=== Activity ===
Every line in the entries where "title" is found should be copied.

[Input — start]

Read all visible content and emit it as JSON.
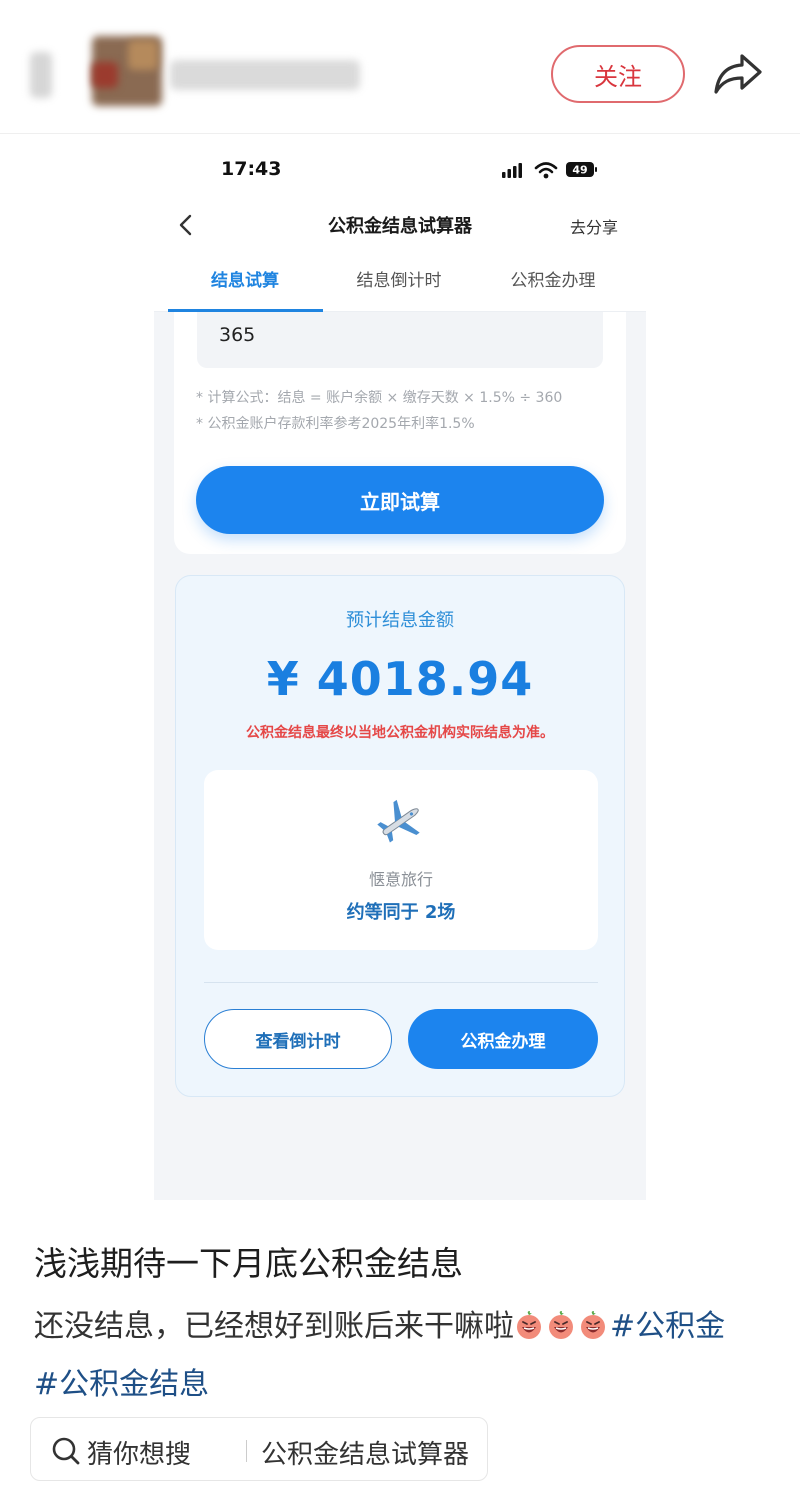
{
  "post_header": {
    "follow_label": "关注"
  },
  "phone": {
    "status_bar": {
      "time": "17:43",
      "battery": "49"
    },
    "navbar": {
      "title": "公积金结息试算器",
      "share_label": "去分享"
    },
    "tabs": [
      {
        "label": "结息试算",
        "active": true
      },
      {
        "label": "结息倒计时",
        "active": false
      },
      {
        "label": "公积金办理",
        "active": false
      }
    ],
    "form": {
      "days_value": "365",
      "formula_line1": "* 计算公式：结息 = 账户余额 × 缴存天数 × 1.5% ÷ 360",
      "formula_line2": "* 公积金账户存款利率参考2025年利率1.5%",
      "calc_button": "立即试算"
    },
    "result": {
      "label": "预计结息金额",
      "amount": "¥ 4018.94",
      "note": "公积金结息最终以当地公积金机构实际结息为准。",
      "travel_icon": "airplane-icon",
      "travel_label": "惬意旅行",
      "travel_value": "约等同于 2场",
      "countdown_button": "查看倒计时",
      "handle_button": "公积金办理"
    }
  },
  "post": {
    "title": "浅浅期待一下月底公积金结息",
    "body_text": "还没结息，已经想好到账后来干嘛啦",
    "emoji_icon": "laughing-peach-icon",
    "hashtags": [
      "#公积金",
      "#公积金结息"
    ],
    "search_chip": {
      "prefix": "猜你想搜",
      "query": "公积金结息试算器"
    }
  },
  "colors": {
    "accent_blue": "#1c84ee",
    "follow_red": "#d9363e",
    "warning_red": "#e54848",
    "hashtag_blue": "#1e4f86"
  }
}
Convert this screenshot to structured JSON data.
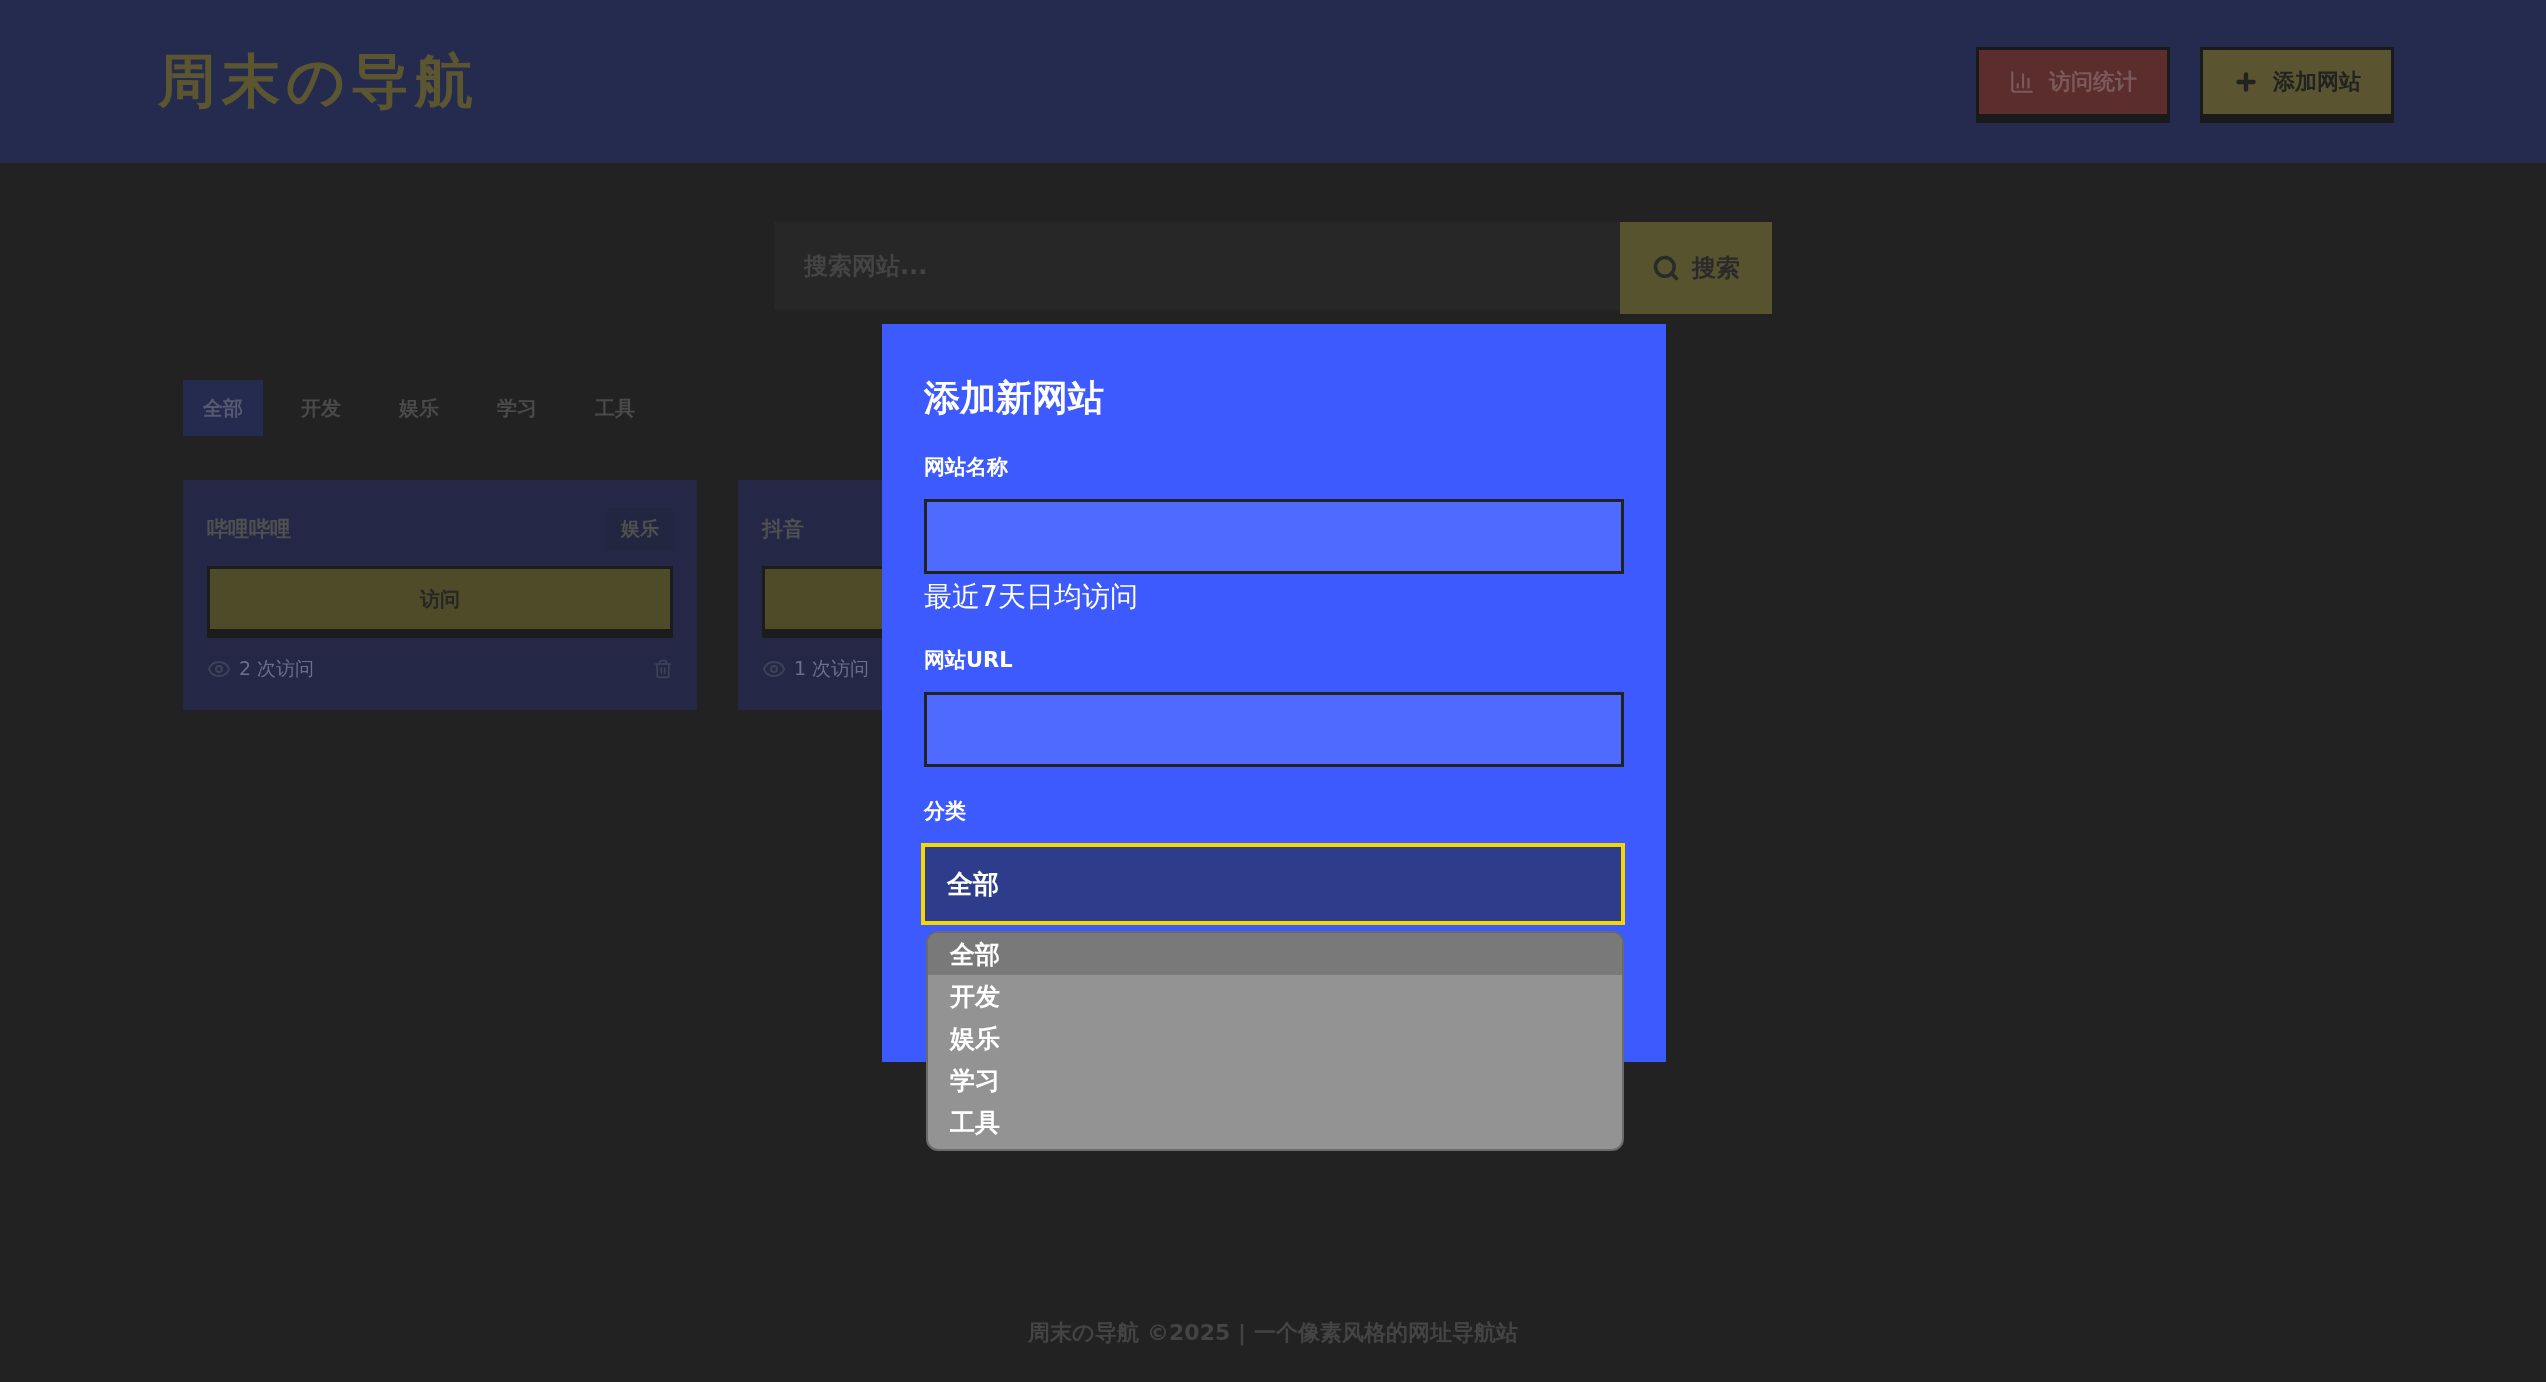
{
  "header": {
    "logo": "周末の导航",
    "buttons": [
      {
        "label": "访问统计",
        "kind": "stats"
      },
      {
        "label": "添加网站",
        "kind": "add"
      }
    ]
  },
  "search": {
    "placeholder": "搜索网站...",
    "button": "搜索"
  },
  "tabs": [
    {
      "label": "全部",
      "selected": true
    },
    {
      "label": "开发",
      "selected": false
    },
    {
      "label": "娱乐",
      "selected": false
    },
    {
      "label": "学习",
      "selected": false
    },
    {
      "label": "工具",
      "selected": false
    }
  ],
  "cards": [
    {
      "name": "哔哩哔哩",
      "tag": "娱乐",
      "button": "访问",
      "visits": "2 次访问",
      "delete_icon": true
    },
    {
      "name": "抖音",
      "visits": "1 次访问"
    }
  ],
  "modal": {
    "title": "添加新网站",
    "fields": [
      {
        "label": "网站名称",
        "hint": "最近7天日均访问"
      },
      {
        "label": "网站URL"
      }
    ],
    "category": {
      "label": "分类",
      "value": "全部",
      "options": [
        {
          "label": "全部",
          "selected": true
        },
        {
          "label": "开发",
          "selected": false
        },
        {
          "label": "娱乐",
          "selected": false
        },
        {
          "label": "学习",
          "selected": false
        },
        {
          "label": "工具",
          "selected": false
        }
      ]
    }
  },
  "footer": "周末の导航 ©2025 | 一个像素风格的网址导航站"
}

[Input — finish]
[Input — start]

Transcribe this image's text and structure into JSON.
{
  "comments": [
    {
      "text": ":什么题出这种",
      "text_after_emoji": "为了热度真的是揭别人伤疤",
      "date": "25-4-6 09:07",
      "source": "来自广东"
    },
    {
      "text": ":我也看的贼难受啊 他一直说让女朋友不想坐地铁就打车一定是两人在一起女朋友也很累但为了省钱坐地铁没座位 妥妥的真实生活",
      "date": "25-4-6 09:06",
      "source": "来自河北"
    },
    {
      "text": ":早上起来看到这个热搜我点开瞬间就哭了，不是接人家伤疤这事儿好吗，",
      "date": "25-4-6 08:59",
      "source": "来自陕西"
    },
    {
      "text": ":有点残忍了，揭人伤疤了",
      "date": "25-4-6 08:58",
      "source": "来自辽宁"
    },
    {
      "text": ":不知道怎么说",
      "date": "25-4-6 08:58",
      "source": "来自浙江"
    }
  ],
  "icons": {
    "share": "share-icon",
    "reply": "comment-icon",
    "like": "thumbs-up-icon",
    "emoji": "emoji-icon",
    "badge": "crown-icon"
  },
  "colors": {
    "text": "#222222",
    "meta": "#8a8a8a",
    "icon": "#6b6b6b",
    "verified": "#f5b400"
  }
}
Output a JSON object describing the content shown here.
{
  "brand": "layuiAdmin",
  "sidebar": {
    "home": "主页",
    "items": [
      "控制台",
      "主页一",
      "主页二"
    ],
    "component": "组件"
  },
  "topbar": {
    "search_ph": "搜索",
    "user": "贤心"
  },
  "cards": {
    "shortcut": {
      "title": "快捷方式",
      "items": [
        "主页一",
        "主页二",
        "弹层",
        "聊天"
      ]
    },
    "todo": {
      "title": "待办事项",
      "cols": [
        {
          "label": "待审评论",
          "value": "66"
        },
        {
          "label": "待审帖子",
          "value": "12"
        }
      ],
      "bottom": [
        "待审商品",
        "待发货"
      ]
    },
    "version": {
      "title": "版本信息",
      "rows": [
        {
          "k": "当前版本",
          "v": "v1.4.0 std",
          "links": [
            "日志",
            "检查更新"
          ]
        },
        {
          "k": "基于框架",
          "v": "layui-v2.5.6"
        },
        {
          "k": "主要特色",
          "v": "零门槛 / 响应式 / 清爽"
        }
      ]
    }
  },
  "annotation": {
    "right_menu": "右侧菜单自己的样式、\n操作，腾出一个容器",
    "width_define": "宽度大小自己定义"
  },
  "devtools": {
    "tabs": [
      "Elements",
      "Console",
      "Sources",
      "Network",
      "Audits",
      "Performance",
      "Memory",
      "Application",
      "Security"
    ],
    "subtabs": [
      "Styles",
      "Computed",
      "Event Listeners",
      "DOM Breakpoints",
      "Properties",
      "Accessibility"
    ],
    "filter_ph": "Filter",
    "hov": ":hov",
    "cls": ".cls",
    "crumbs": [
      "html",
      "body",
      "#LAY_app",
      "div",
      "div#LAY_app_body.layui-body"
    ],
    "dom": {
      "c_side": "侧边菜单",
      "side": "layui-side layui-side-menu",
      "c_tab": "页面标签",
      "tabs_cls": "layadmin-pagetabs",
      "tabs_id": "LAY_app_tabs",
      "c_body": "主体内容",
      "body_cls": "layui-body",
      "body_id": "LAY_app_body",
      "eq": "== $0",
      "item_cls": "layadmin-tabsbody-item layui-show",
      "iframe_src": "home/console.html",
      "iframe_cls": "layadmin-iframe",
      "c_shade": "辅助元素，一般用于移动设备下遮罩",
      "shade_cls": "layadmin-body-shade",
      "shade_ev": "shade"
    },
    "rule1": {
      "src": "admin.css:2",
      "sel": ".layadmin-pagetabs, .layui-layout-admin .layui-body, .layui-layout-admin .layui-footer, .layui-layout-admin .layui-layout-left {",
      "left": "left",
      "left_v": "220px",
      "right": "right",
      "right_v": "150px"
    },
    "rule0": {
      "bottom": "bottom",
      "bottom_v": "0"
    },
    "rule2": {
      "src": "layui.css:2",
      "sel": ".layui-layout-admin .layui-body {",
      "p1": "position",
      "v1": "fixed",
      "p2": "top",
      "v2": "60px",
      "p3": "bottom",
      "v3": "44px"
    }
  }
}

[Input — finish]

=== Result of this exercise ===
      "title": "公积金结息试算器",
    "title": "浅浅期待一下月底公积金结息",
    "title": "添加新网站",
      "title": "快捷方式",
      "title": "待办事项",
      "title": "版本信息",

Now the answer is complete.